| Supplied material |
*** Begin section ***
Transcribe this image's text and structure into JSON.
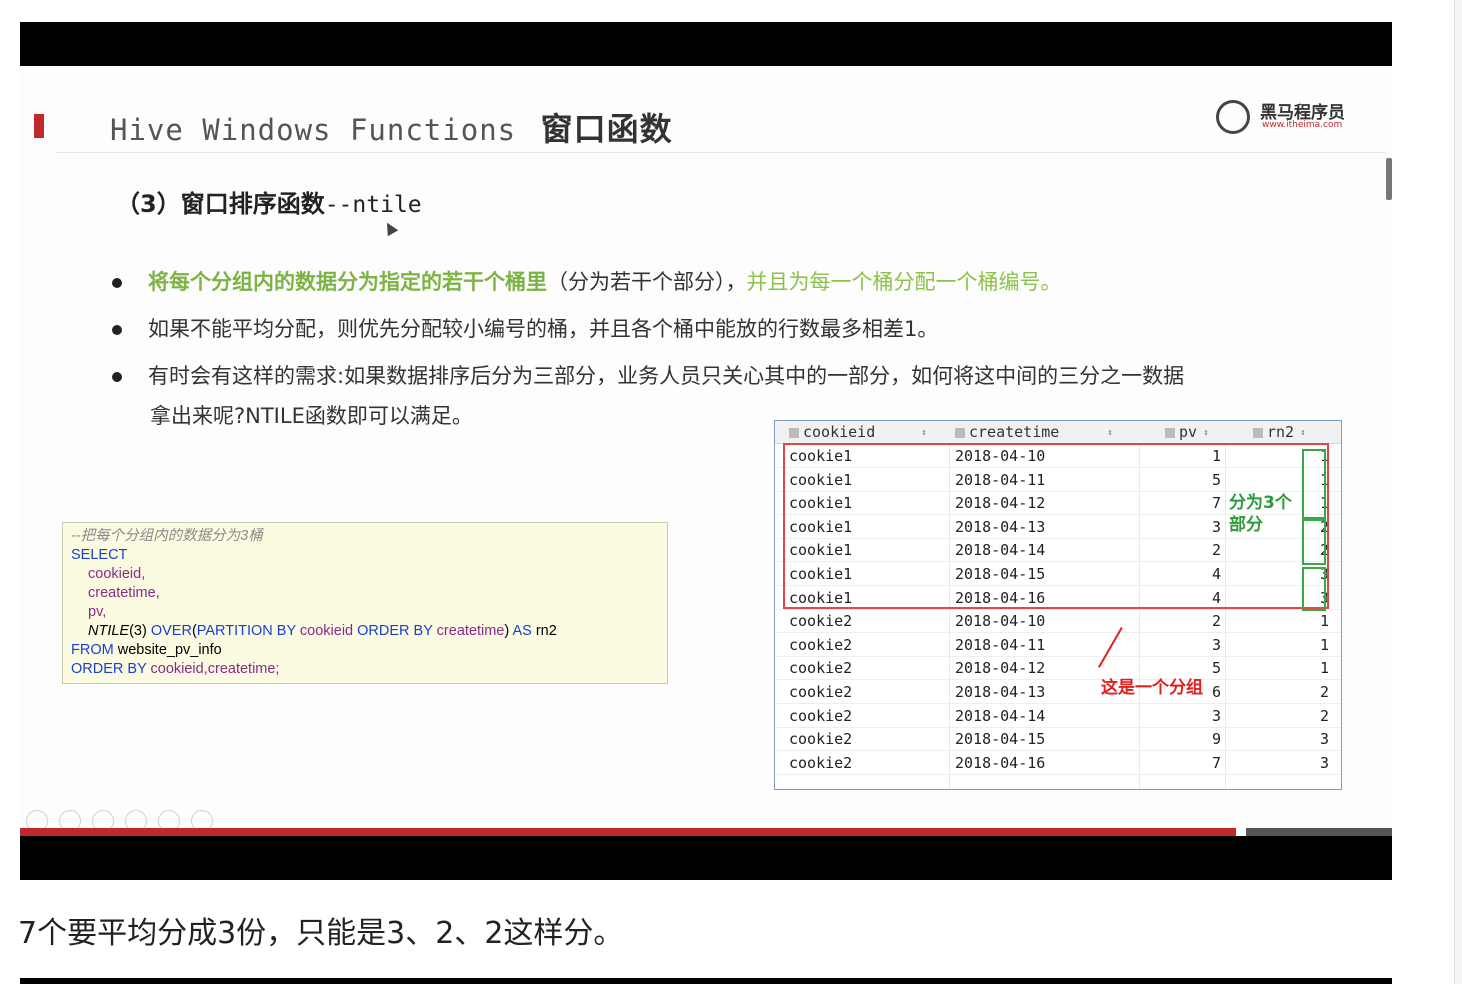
{
  "slide": {
    "title_en": "Hive Windows Functions",
    "title_zh": "窗口函数",
    "logo_text": "黑马程序员",
    "logo_url": "www.itheima.com",
    "subtitle_zh": "（3）窗口排序函数",
    "subtitle_code": "--ntile",
    "bullet1_part1": "将每个分组内的数据分为指定的若干个桶里",
    "bullet1_part2": "（分为若干个部分），",
    "bullet1_part3": "并且为每一个桶分配一个桶编号。",
    "bullet2": "如果不能平均分配，则优先分配较小编号的桶，并且各个桶中能放的行数最多相差1。",
    "bullet3_line1": "有时会有这样的需求:如果数据排序后分为三部分，业务人员只关心其中的一部分，如何将这中间的三分之一数据",
    "bullet3_line2": "拿出来呢?NTILE函数即可以满足。"
  },
  "sql": {
    "comment": "--把每个分组内的数据分为3桶",
    "select": "SELECT",
    "col1": "cookieid,",
    "col2": "createtime,",
    "col3": "pv,",
    "ntile_fn": "NTILE",
    "ntile_arg": "(3) ",
    "over": "OVER",
    "paren_open": "(",
    "partition_by": "PARTITION BY ",
    "partition_col": "cookieid ",
    "order_by_inner": "ORDER BY ",
    "order_col": "createtime",
    "paren_close": ") ",
    "as_kw": "AS ",
    "alias": "rn2",
    "from_kw": "FROM ",
    "table": "website_pv_info",
    "order_by": "ORDER BY ",
    "order_cols": "cookieid,createtime;"
  },
  "table": {
    "headers": [
      "cookieid",
      "createtime",
      "pv",
      "rn2"
    ],
    "rows": [
      [
        "cookie1",
        "2018-04-10",
        "1",
        "1"
      ],
      [
        "cookie1",
        "2018-04-11",
        "5",
        "1"
      ],
      [
        "cookie1",
        "2018-04-12",
        "7",
        "1"
      ],
      [
        "cookie1",
        "2018-04-13",
        "3",
        "2"
      ],
      [
        "cookie1",
        "2018-04-14",
        "2",
        "2"
      ],
      [
        "cookie1",
        "2018-04-15",
        "4",
        "3"
      ],
      [
        "cookie1",
        "2018-04-16",
        "4",
        "3"
      ],
      [
        "cookie2",
        "2018-04-10",
        "2",
        "1"
      ],
      [
        "cookie2",
        "2018-04-11",
        "3",
        "1"
      ],
      [
        "cookie2",
        "2018-04-12",
        "5",
        "1"
      ],
      [
        "cookie2",
        "2018-04-13",
        "6",
        "2"
      ],
      [
        "cookie2",
        "2018-04-14",
        "3",
        "2"
      ],
      [
        "cookie2",
        "2018-04-15",
        "9",
        "3"
      ],
      [
        "cookie2",
        "2018-04-16",
        "7",
        "3"
      ]
    ],
    "annotation_green": "分为3个部分",
    "annotation_red": "这是一个分组"
  },
  "caption": "7个要平均分成3份，只能是3、2、2这样分。",
  "colors": {
    "accent_red": "#c0282c",
    "highlight_green": "#7cb342",
    "annotation_green": "#2e9b3a",
    "annotation_red": "#e02020"
  }
}
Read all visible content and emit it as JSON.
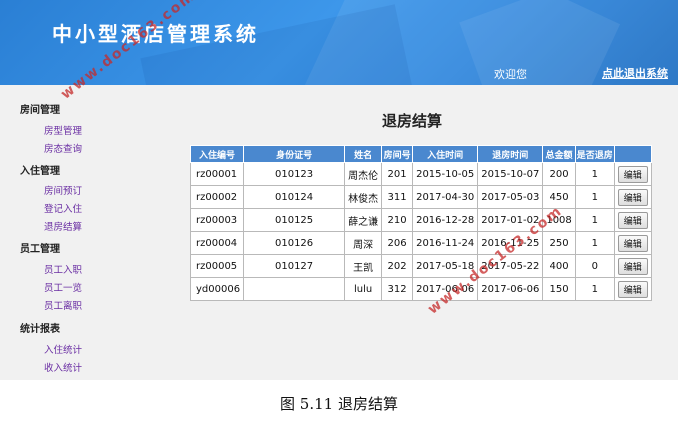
{
  "header": {
    "title": "中小型酒店管理系统",
    "welcome": "欢迎您",
    "logout": "点此退出系统"
  },
  "sidebar": {
    "groups": [
      {
        "title": "房间管理",
        "items": [
          "房型管理",
          "房态查询"
        ]
      },
      {
        "title": "入住管理",
        "items": [
          "房间预订",
          "登记入住",
          "退房结算"
        ]
      },
      {
        "title": "员工管理",
        "items": [
          "员工入职",
          "员工一览",
          "员工离职"
        ]
      },
      {
        "title": "统计报表",
        "items": [
          "入住统计",
          "收入统计"
        ]
      }
    ]
  },
  "main": {
    "page_title": "退房结算",
    "columns": [
      "入住编号",
      "身份证号",
      "姓名",
      "房间号",
      "入住时间",
      "退房时间",
      "总金额",
      "是否退房",
      ""
    ],
    "rows": [
      [
        "rz00001",
        "010123",
        "周杰伦",
        "201",
        "2015-10-05",
        "2015-10-07",
        "200",
        "1"
      ],
      [
        "rz00002",
        "010124",
        "林俊杰",
        "311",
        "2017-04-30",
        "2017-05-03",
        "450",
        "1"
      ],
      [
        "rz00003",
        "010125",
        "薛之谦",
        "210",
        "2016-12-28",
        "2017-01-02",
        "1008",
        "1"
      ],
      [
        "rz00004",
        "010126",
        "周深",
        "206",
        "2016-11-24",
        "2016-11-25",
        "250",
        "1"
      ],
      [
        "rz00005",
        "010127",
        "王凯",
        "202",
        "2017-05-18",
        "2017-05-22",
        "400",
        "0"
      ],
      [
        "yd00006",
        "",
        "lulu",
        "312",
        "2017-06-06",
        "2017-06-06",
        "150",
        "1"
      ]
    ],
    "edit_label": "编辑"
  },
  "watermark": "www.doc163.com",
  "caption": "图 5.11  退房结算"
}
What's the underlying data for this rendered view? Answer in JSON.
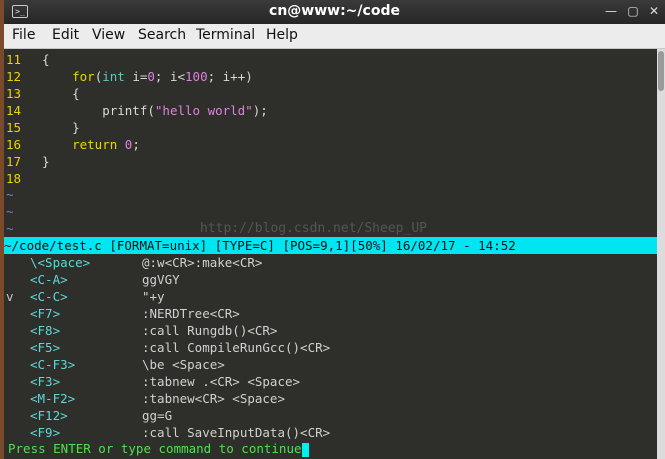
{
  "window": {
    "title": "cn@www:~/code"
  },
  "menu": [
    "File",
    "Edit",
    "View",
    "Search",
    "Terminal",
    "Help"
  ],
  "code": [
    {
      "n": "11",
      "parts": [
        [
          "brace",
          "{"
        ]
      ]
    },
    {
      "n": "12",
      "parts": [
        [
          "punc",
          "    "
        ],
        [
          "kw",
          "for"
        ],
        [
          "punc",
          "("
        ],
        [
          "ty",
          "int"
        ],
        [
          "var",
          " i="
        ],
        [
          "num",
          "0"
        ],
        [
          "var",
          "; i<"
        ],
        [
          "num",
          "100"
        ],
        [
          "var",
          "; i++)"
        ]
      ]
    },
    {
      "n": "13",
      "parts": [
        [
          "brace",
          "    {"
        ]
      ]
    },
    {
      "n": "14",
      "parts": [
        [
          "fn",
          "        printf("
        ],
        [
          "str",
          "\"hello world\""
        ],
        [
          "fn",
          ");"
        ]
      ]
    },
    {
      "n": "15",
      "parts": [
        [
          "brace",
          "    }"
        ]
      ]
    },
    {
      "n": "16",
      "parts": [
        [
          "punc",
          "    "
        ],
        [
          "kw",
          "return"
        ],
        [
          "punc",
          " "
        ],
        [
          "num",
          "0"
        ],
        [
          "punc",
          ";"
        ]
      ]
    },
    {
      "n": "17",
      "parts": [
        [
          "brace",
          "}"
        ]
      ]
    },
    {
      "n": "18",
      "parts": []
    }
  ],
  "tildes": [
    "~",
    "~",
    "~"
  ],
  "watermark": "http://blog.csdn.net/Sheep_UP",
  "statusline": "~/code/test.c [FORMAT=unix] [TYPE=C] [POS=9,1][50%] 16/02/17 - 14:52",
  "mappings": [
    {
      "mode": "",
      "key": "\\<Space>",
      "cmd": "@:w<CR>:make<CR>",
      "keyw": 112
    },
    {
      "mode": "",
      "key": "<C-A>",
      "cmd": "ggVGY",
      "keyw": 112
    },
    {
      "mode": "v",
      "key": "<C-C>",
      "cmd": "\"+y",
      "keyw": 112
    },
    {
      "mode": "",
      "key": "<F7>",
      "cmd": ":NERDTree<CR>",
      "keyw": 112
    },
    {
      "mode": "",
      "key": "<F8>",
      "cmd": ":call Rungdb()<CR>",
      "keyw": 112
    },
    {
      "mode": "",
      "key": "<F5>",
      "cmd": ":call CompileRunGcc()<CR>",
      "keyw": 112
    },
    {
      "mode": "",
      "key": "<C-F3>",
      "cmd": "\\be <Space>",
      "keyw": 112
    },
    {
      "mode": "",
      "key": "<F3>",
      "cmd": ":tabnew .<CR> <Space>",
      "keyw": 112
    },
    {
      "mode": "",
      "key": "<M-F2>",
      "cmd": ":tabnew<CR> <Space>",
      "keyw": 112
    },
    {
      "mode": "",
      "key": "<F12>",
      "cmd": "gg=G",
      "keyw": 112
    },
    {
      "mode": "",
      "key": "<F9>",
      "cmd": ":call SaveInputData()<CR>",
      "keyw": 112
    }
  ],
  "prompt": "Press ENTER or type command to continue"
}
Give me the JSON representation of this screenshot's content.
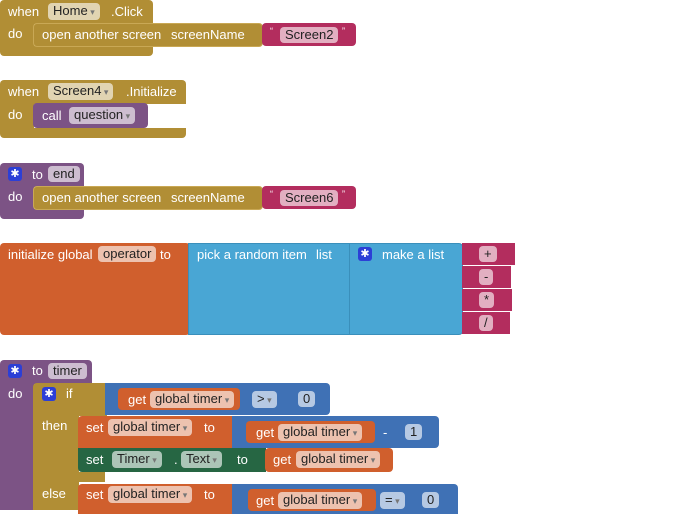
{
  "blocks": {
    "home_click": {
      "when": "when",
      "component": "Home",
      "event": ".Click",
      "do": "do",
      "action": "open another screen",
      "param": "screenName",
      "value": "Screen2"
    },
    "screen4_init": {
      "when": "when",
      "component": "Screen4",
      "event": ".Initialize",
      "do": "do",
      "call": "call",
      "procedure": "question"
    },
    "proc_end": {
      "to": "to",
      "name": "end",
      "do": "do",
      "action": "open another screen",
      "param": "screenName",
      "value": "Screen6"
    },
    "init_operator": {
      "label": "initialize global",
      "name": "operator",
      "to": "to",
      "pick": "pick a random item",
      "list": "list",
      "make_list": "make a list",
      "items": [
        "+",
        "-",
        "*",
        "/"
      ]
    },
    "proc_timer": {
      "to": "to",
      "name": "timer",
      "do": "do",
      "if": "if",
      "then": "then",
      "else": "else",
      "get": "get",
      "set": "set",
      "var": "global timer",
      "cond_op": ">",
      "cond_value": "0",
      "minus_op": "-",
      "minus_value": "1",
      "component": "Timer",
      "dot": ".",
      "property": "Text",
      "else_op": "=",
      "else_value": "0"
    }
  },
  "quote_open": "“",
  "quote_close": "”",
  "colors": {
    "event": "#B18E35",
    "text": "#B32D5E",
    "procedure": "#7C5385",
    "variable": "#D05F2D",
    "list": "#49A6D4",
    "math": "#3F71B5",
    "component": "#266643"
  }
}
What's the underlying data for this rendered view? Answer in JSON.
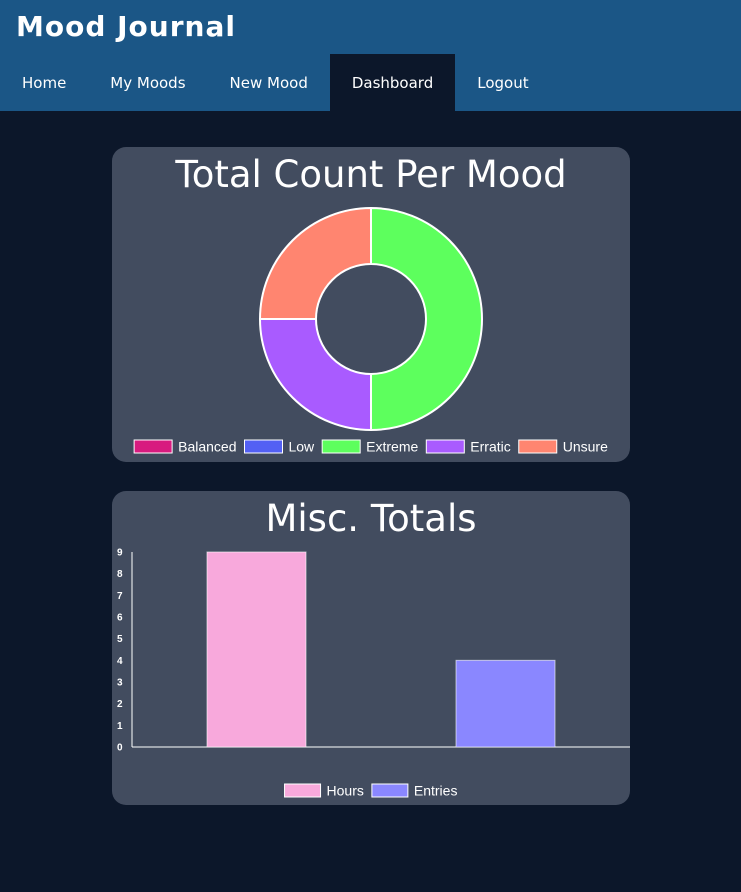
{
  "app": {
    "title": "Mood Journal"
  },
  "nav": [
    {
      "label": "Home",
      "active": false
    },
    {
      "label": "My Moods",
      "active": false
    },
    {
      "label": "New Mood",
      "active": false
    },
    {
      "label": "Dashboard",
      "active": true
    },
    {
      "label": "Logout",
      "active": false
    }
  ],
  "colors": {
    "header": "#1b5686",
    "page_bg": "#0c172a",
    "card_bg": "#424c5f"
  },
  "chart_data": [
    {
      "type": "pie",
      "variant": "doughnut",
      "title": "Total Count Per Mood",
      "legend_position": "bottom",
      "categories": [
        "Balanced",
        "Low",
        "Extreme",
        "Erratic",
        "Unsure"
      ],
      "values": [
        0,
        0,
        2,
        1,
        1
      ],
      "colors": [
        "#d81b7f",
        "#5360f4",
        "#5dff5d",
        "#a95bff",
        "#ff8570"
      ]
    },
    {
      "type": "bar",
      "title": "Misc. Totals",
      "legend_position": "bottom",
      "series": [
        {
          "name": "Hours",
          "values": [
            9
          ],
          "color": "#f8a9dc"
        },
        {
          "name": "Entries",
          "values": [
            4
          ],
          "color": "#8a87ff"
        }
      ],
      "ylim": [
        0,
        9
      ],
      "yticks": [
        "0",
        "1",
        "2",
        "3",
        "4",
        "5",
        "6",
        "7",
        "8",
        "9"
      ]
    }
  ]
}
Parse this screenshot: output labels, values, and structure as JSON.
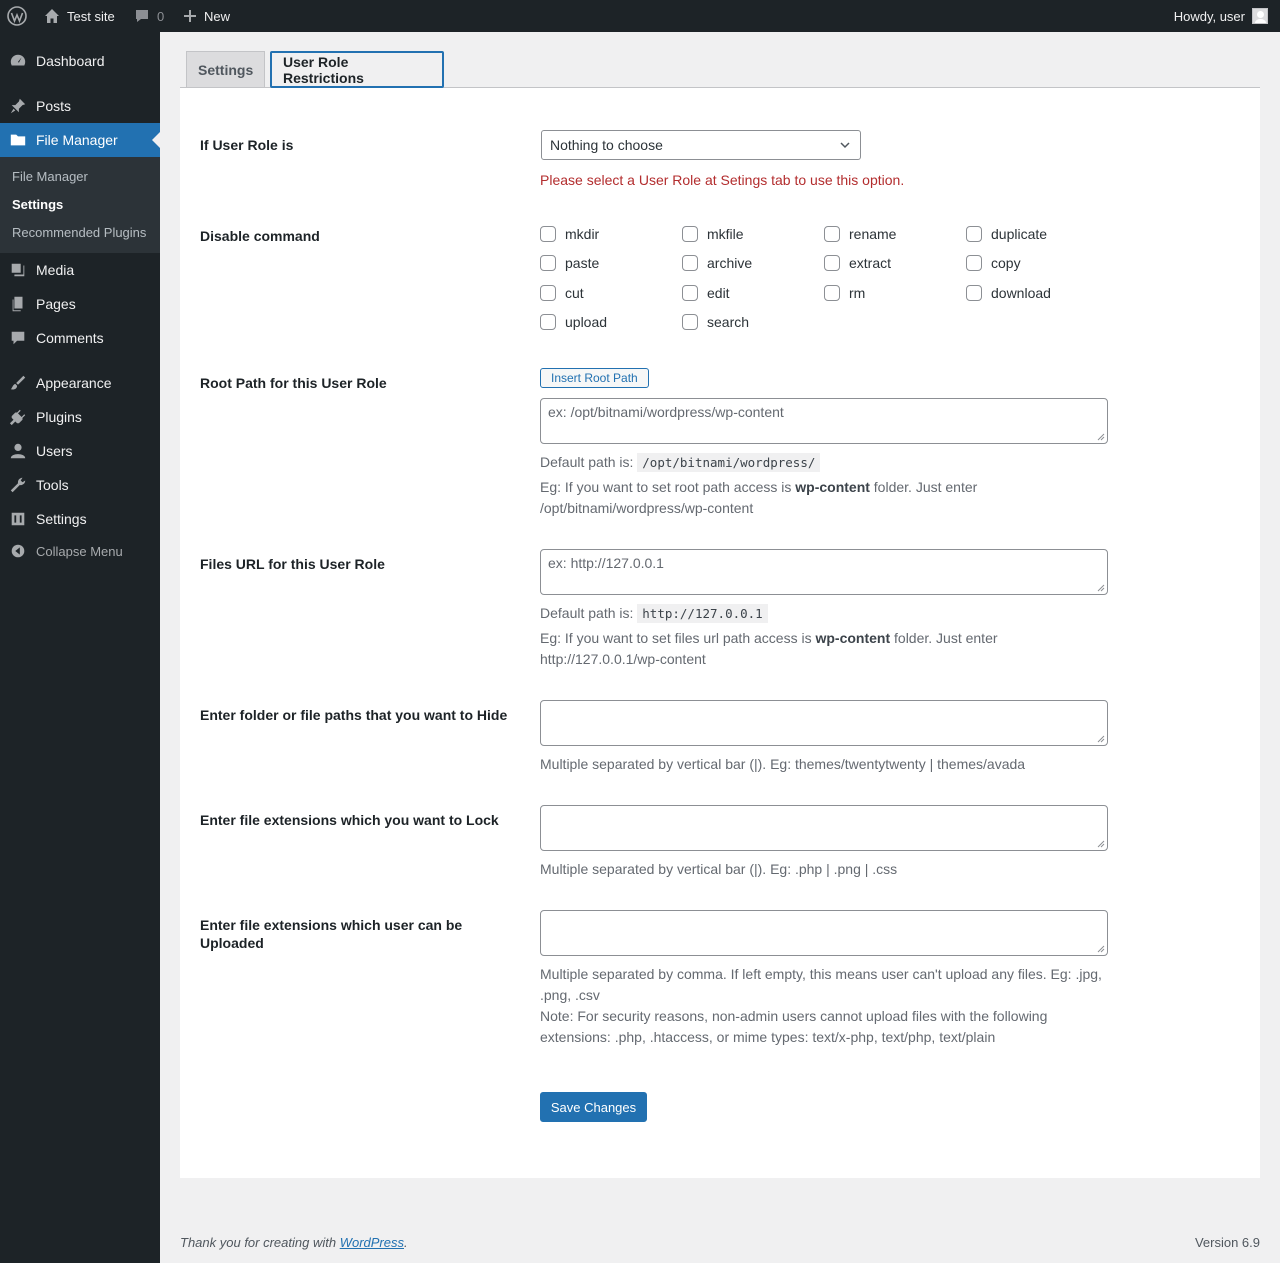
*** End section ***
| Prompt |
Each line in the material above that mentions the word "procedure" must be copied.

| Written solution |
      "procedure": "question"
    "procedure": "#7C5385",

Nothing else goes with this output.